The present chapter uncovers some of the trends and issues in social services for older persons through reviewing the current situation in the region, examining similarities as well as differences, in Japan; Hong Kong, China; Singapore; China; the Republic of Korea; Thailand; Indonesia and Viet Nam. There are trends similar to those in advanced countries as a result of social and demographic changes including population ageing, declines in fertility and mortality rates, and longer life expectancy. These changes, coupled with the effects of urbanization, industrialization and better education, have given rise to popular demands for better quality and greater government intervention in elderly service provisions. However, alongside these trends are issues of service coverage and accessibility of care at an affordable cost, both to the government and to the older persons in the region. At the verge of the evidently weak ability of the developed countries in providing long-term care, governments in the Asian and Pacific region almost unanimously act to sustain the traditional values of family care. Whether this wishful act of the State is capable of counteracting the increasing popular demands in the region for more government provision in social services is indeed another interesting issue.

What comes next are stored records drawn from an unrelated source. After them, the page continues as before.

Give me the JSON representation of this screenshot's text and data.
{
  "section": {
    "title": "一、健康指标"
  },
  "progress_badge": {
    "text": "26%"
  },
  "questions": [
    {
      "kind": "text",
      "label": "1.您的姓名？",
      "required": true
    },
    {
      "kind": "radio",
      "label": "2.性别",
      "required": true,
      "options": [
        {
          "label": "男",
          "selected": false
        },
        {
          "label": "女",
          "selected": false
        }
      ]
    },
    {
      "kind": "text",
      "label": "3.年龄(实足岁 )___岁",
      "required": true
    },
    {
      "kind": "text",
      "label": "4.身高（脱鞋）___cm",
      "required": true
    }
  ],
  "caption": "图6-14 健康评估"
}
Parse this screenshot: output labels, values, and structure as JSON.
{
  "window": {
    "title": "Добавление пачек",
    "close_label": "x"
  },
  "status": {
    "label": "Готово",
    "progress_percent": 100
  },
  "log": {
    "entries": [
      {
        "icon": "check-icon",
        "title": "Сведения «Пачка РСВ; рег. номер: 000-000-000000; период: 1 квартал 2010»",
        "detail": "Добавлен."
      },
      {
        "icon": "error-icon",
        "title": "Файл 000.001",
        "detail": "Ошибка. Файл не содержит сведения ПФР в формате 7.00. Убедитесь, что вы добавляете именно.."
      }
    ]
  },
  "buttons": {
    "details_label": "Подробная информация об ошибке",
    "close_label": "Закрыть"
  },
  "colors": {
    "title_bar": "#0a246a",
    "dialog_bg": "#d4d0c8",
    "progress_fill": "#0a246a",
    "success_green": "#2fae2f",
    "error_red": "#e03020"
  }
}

|Title of host publication||National policies and programmes on ageing in Asia and the Pacific : an overview and lessons learned|
|Number of pages||26|
|Publication status||Published - 1 Jan 2002|